Soon It Will Be Time To Garden!

Mar 9, 2015 @ 11:45 AM — by Ridgewood Veterinary Hospital
Tagged with: Canine Feline Pet Safety

At last, the long awaited Spring is within sight, and thoughts turn to gardening. Here is some helpful information to make a garden that is safe for pets:

Fertilizers contain varying amounts of nitrogen, phosphorus, and potassium. The numbers you see on the package indicate the ratio (i.e., 30-10-20). They may also contain chemicals such as iron, copper, zinc, cobalt, boron, manganese, and molybdenum, which may be toxic depending upon the concentration. Fertilizers may also contain herbicides, pesticides, and fungicides, which can also be poisonous. Depending upon the amount ingested, fertilizer can cause anything from an upset stomach to a life-threatening gastrointestinal obstruction or severe and painful inflammation of the pancreas (pancreatitis). Be sure to follow instructions carefully if you use fertilizer and observe the appropriate waiting period before allowing your pet in the treated area.

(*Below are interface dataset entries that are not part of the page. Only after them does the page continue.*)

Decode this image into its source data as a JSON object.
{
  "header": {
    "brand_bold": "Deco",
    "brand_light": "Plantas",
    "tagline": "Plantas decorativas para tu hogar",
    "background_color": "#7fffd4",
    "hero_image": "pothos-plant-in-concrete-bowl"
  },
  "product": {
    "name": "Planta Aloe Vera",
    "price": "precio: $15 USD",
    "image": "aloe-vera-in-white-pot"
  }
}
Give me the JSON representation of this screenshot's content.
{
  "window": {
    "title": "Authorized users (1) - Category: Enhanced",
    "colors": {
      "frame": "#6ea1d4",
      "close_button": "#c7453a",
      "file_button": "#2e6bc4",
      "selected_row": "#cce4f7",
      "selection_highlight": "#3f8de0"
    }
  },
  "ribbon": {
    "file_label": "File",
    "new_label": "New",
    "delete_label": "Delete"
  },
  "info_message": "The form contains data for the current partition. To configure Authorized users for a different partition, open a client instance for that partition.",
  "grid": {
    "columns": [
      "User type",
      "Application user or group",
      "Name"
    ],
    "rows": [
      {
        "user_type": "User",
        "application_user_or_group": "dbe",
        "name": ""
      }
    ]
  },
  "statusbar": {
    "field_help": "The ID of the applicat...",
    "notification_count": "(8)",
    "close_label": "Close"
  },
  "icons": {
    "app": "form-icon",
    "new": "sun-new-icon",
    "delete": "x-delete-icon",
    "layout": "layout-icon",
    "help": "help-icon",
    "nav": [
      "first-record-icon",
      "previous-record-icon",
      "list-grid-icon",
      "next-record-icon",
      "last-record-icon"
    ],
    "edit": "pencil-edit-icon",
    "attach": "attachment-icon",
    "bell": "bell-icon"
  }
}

Cocoa Mulch, popular in landscaping for its odor and color, also attracts pets and the cocoa bean shells can cause vomiting, diarrhea, muscle tremors, and elevated heart rate, hyperactivity, seizures, and even death. If you use mulch, consider a less toxic alternative, such as shredded pine, cedar, or hemlock bark, but always supervise curious pets where mulch is spread to be sure it is not ingested.

Your pet should also be protected from insecticides, compost, fleas and ticks, garden tools, and allergy-causing flowers, all threats to the curious canine or feline. Remember that plants such as sago palm, rhododendron and azaleas are all poisonous. Sago palm and mushrooms can cause liver failure, while rhododendron, azalea, lily of the valley, oleander, rosebay, foxglove and kalanchoe all affect the heart. It is also important to keep your pet from wandering into the neighbor’s yard. A neighboring gardener who does not have pets may not be as concerned as you about pet friendly plants.

It is possible to have a safe garden that you and your pets can enjoy. Simply take the time to plan well, consult your landscaper, garden store, and veterinarian, and have a beautiful, healthy Spring and Summer!

Comments (0)

Public comments are closed.